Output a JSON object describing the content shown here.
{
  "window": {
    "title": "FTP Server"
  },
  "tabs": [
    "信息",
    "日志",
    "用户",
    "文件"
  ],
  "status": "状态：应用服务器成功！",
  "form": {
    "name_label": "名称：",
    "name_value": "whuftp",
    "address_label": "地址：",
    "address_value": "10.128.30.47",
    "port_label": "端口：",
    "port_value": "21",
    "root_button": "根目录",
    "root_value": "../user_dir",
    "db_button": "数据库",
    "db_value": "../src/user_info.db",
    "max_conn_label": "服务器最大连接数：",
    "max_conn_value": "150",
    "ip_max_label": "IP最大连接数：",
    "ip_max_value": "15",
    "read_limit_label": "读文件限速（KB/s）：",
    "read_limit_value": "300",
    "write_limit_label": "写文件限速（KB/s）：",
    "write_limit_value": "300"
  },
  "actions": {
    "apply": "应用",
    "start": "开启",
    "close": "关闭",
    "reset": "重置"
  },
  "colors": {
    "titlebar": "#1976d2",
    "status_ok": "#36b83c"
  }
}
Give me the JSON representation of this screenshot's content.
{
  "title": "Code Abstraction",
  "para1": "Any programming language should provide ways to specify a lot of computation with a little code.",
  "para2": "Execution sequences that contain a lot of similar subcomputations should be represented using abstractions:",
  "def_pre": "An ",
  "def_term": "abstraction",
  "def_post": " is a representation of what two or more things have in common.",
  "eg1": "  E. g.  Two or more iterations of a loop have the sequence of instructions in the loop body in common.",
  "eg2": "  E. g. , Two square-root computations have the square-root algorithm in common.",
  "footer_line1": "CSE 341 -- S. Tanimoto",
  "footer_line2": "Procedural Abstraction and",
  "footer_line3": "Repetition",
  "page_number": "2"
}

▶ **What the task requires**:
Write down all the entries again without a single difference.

▶ **Answer for this exercise**:
Output a JSON object describing the content shown here.
{
  "window": {
    "title": "FTP Server"
  },
  "tabs": [
    "信息",
    "日志",
    "用户",
    "文件"
  ],
  "status": "状态：应用服务器成功！",
  "form": {
    "name_label": "名称：",
    "name_value": "whuftp",
    "address_label": "地址：",
    "address_value": "10.128.30.47",
    "port_label": "端口：",
    "port_value": "21",
    "root_button": "根目录",
    "root_value": "../user_dir",
    "db_button": "数据库",
    "db_value": "../src/user_info.db",
    "max_conn_label": "服务器最大连接数：",
    "max_conn_value": "150",
    "ip_max_label": "IP最大连接数：",
    "ip_max_value": "15",
    "read_limit_label": "读文件限速（KB/s）：",
    "read_limit_value": "300",
    "write_limit_label": "写文件限速（KB/s）：",
    "write_limit_value": "300"
  },
  "actions": {
    "apply": "应用",
    "start": "开启",
    "close": "关闭",
    "reset": "重置"
  },
  "colors": {
    "titlebar": "#1976d2",
    "status_ok": "#36b83c"
  }
}
Give me the JSON representation of this screenshot's content.
{
  "title": "Code Abstraction",
  "para1": "Any programming language should provide ways to specify a lot of computation with a little code.",
  "para2": "Execution sequences that contain a lot of similar subcomputations should be represented using abstractions:",
  "def_pre": "An ",
  "def_term": "abstraction",
  "def_post": " is a representation of what two or more things have in common.",
  "eg1": "  E. g.  Two or more iterations of a loop have the sequence of instructions in the loop body in common.",
  "eg2": "  E. g. , Two square-root computations have the square-root algorithm in common.",
  "footer_line1": "CSE 341 -- S. Tanimoto",
  "footer_line2": "Procedural Abstraction and",
  "footer_line3": "Repetition",
  "page_number": "2"
}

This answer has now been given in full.